For decades “progressives” have screamed about the necessity of an impenetrable wall of separation between church and state. To hear their weeping and gnashing of teeth, a cross on a war monument or a reference to God in political discourse was one short step from a fundamentalist theocracy.
Now one of their own has suggested that the government start subsidizing the news business, which would do far more to undermine government of, by and for the people than any religious presence ever has.
Leonard Downie Jr., former executive editor of the Washington Post, joined with Columbia University communication professor Michael Schudson to argue in Columbia Journalism Review that in the midst of an explosion of advocacy journalism, it’s the government’s job to support news organizations.
“In the plurality of the American media universe, advocacy journalism is not endangered – it is growing,” the pair wrote. “What is under threat is independent reporting that provides information, investigation, analysis, and community knowledge, particularly in the coverage of local affairs. Reporting the news means telling citizens what they would not otherwise know.”
It’s true: Big cities and tiny towns have lost venerable newspapers, and network news programs are losing viewers rapidly. But if government involves itself in promoting journalism, what’s to keep it from playing favorites?
Downie is quick to say he’s not suggesting direct subsidies for news media. Instead, he suggests that news organizations “substantially devoted to reporting on public affairs” be granted nonprofit 501(c)(3) status or low-profit Limited Liability Corporation status.
It sounds good on the surface – even like a way to further separate government from the news business.

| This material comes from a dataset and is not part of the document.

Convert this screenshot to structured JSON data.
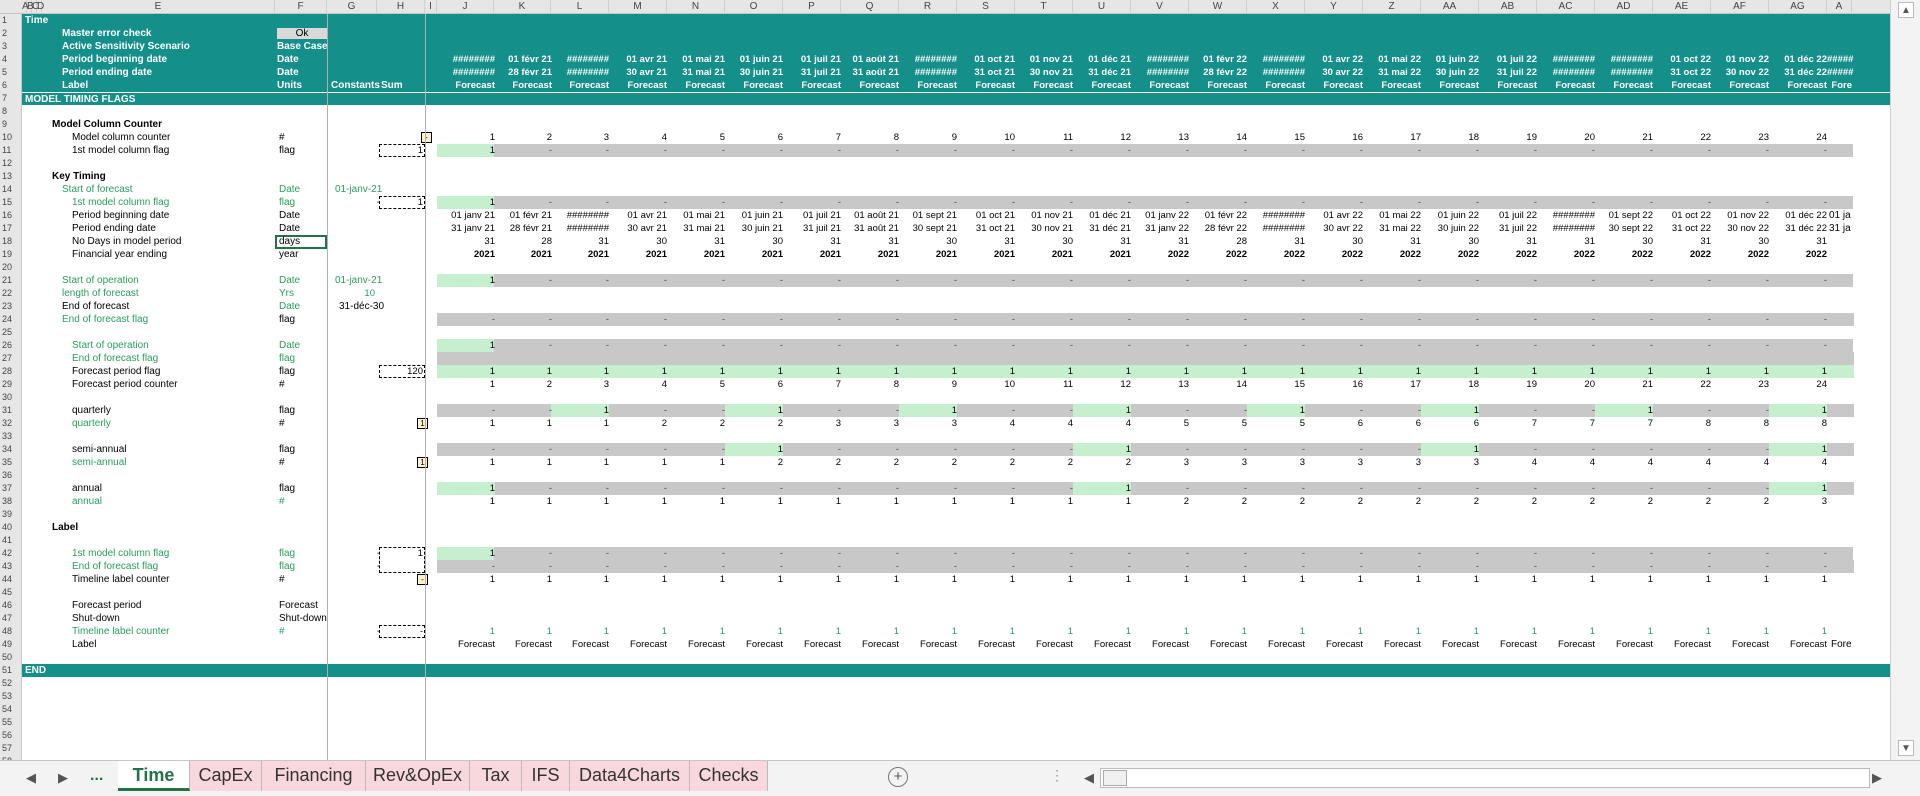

Except that somebody has to decide who is “substantially devoted to reporting on public affairs.” Under the Obama administration, CNN and the Washington Post might be favored as a nonprofit or an LLC, but Fox News – “Let’s not pretend they’re a news network,” White House communications director Nita Dunn said recently – almost certainly would not.
And nonprofits can’t advocate for or against specific legislation.
And nonprofits can receive donations from other nonprofits and foundations – many of which are clearly advocacy groups.
There are no unbiased journalists and, as much as NPR or PBS might like to claim it, no unbiased news organizations.
The government should not subsidize the news, directly or indirectly, as it would hand politicians and bureaucrats one massive carrot and stick.
Contact Errol Castens at (662) 281-1069 or firstname.lastname@example.org.
Errol Castens/NEMS Daily Journal